The more specific you are, the better. If you can, ask the people you are writing or talking about for the term they are most comfortable with.
For more on this topic read the article about Aboriginal identity.
It’s up to the individual, the family, the community to define what they are most comfortable with and for others to respect that... Don’t tell – ask!— Celeste Liddle, Arrernte woman 
Homework: A name to be proud of
Here is what Yalmay Yunupiŋu, wife of Yothu Yindi band member Dr. M Yunupiŋu, said about her late husband:
"The name Yunupingu means a Rock, the rock Yunupingu stands in the middle of the ocean. The rock was his strength, 'A rock that stands against time.' His formal identity is Maralitja, Dhukulul, Ngunbungunbu, Barrupa, Rarrkararrka. These are his very important names identifying who he was and where he comes from." 
- Which role had Dr M Yunupiŋu in Yothu Yindi?
- Why am I not using his full first name? What is it, and what does it stand for?
- Find out what the names of his "formal identity" stand for.
- Compare how this man must have felt about his name to how you feel about yours.
First Nations people discussing an appropriate name
Every now and then First Nations people discuss which name is appropriate when people refer to them.
- "I hate the bloody word ['Indigenous']. United we stand."
- "Let's get rid of the 'I' word... I am what I am—I am Aborigine."
- "Using Indigenous is to me inclusive of our Torres Strait Islanders who are also part of our country but do not always refer to themselves as Aboriginal."
- "I think there is enough division in our communities now without anyone being more divisive about words... Let's be inclusive, not exclusive."
- "I am Bundjalung, not Indigenous, I am an Aboriginal man."
- "In my lifetime, I have heard too many people use the term Aboriginal to attack us. It's a word that cuts deep because it has been used with such hatred."
- "The word Aboriginal does put us in the same category as plants and animals etc because basically the words Aboriginal and Indigenous mean the same."
- "I am Koori... Don't we have more important things to worry about?"

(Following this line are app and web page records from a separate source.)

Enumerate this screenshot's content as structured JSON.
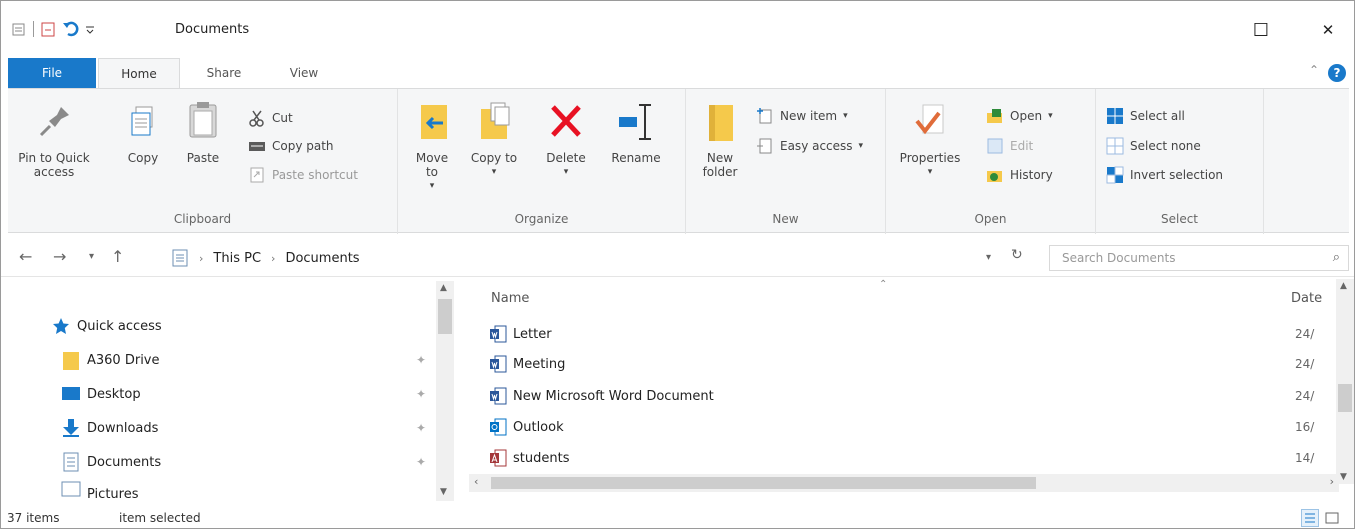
{
  "window": {
    "title": "Documents",
    "maximize_glyph": "☐",
    "close_glyph": "✕"
  },
  "tabs": [
    "File",
    "Home",
    "Share",
    "View"
  ],
  "ribbon": {
    "clipboard": {
      "label": "Clipboard",
      "pin": "Pin to Quick access",
      "copy": "Copy",
      "paste": "Paste",
      "cut": "Cut",
      "copy_path": "Copy path",
      "paste_shortcut": "Paste shortcut"
    },
    "organize": {
      "label": "Organize",
      "move_to": "Move to",
      "copy_to": "Copy to",
      "delete": "Delete",
      "rename": "Rename"
    },
    "new": {
      "label": "New",
      "new_folder": "New folder",
      "new_item": "New item",
      "easy_access": "Easy access"
    },
    "open": {
      "label": "Open",
      "properties": "Properties",
      "open": "Open",
      "edit": "Edit",
      "history": "History"
    },
    "select": {
      "label": "Select",
      "select_all": "Select all",
      "select_none": "Select none",
      "invert_selection": "Invert selection"
    }
  },
  "address": {
    "crumbs": [
      "This PC",
      "Documents"
    ],
    "search_placeholder": "Search Documents"
  },
  "nav": {
    "quick_access": "Quick access",
    "items": [
      "A360 Drive",
      "Desktop",
      "Downloads",
      "Documents",
      "Pictures"
    ]
  },
  "filelist": {
    "col_name": "Name",
    "col_date": "Date",
    "files": [
      {
        "name": "Letter",
        "date": "24/"
      },
      {
        "name": "Meeting",
        "date": "24/"
      },
      {
        "name": "New Microsoft Word Document",
        "date": "24/"
      },
      {
        "name": "Outlook",
        "date": "16/"
      },
      {
        "name": "students",
        "date": "14/"
      }
    ]
  },
  "status": {
    "item_count": "37 items",
    "selected": "item selected"
  },
  "colors": {
    "accent": "#1979ca",
    "ribbon_bg": "#f5f6f7",
    "delete_red": "#e81123",
    "folder_yellow": "#f5c94b"
  }
}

Let's have one definition to suit us all. That is, the word 'Aboriginal', for we were all born of an Aboriginal culture. We live an Aboriginal culture and we will die an Aboriginal cultural person… Let us be united with one clear voice and tell governments and newspaper editors to refer to us as Aboriginals.— Les Ridgeway (snr), Aboriginal Family Historian and Worimi Nation Elder 
Avoid "toxic labels"
Unfortunately some First Nations people begin to identify with, and behave in accord with the 'toxic labels' Australian society defines for them.  It is easier to act as mainstream Australia perceives a First Nations person than to challenge that cliché and overcome a continued negativity attributed to the Aboriginal stereotype.
According to senior First Nations academics, even terms such as 'urban', 'traditional' or 'of Indigenous descent' are seen as racist when defining or categorising First Nations peoples. 
Browse a list of appropriate terminology for Aboriginal topics to avoid using a term that might offend.
Are First Nations people Australians?
While some First Nations people have no problems with identifying themselves as Australian, others vehemently reject such an association.
First Nations feminist and unionist Celeste Liddle is one of them. She views the idea of being 'Australian' as an imposition since First Nations people never agreed to being governed by the invaders. This continuous imposition by governments is the reason she rejects terms like 'First Australians': "We historically predate any notion of 'Australia' by several millennia," she says. "Despite what my passport says, I am never just an 'Australian' and I find being labelled as such, reiterative of this forced assimilation." 
Lidia Thorpe, a Gunnai Gunditjmara woman and senator of the Greens party, shares a similar view. "My people have been oppressed in this country for over 240 years. For me to proudly say I’m Australian, I struggle with that. It is not me, it is not who I am." 
Real Australians are not Aboriginal people.— Celeste Liddle, Aboriginal feminist and unionist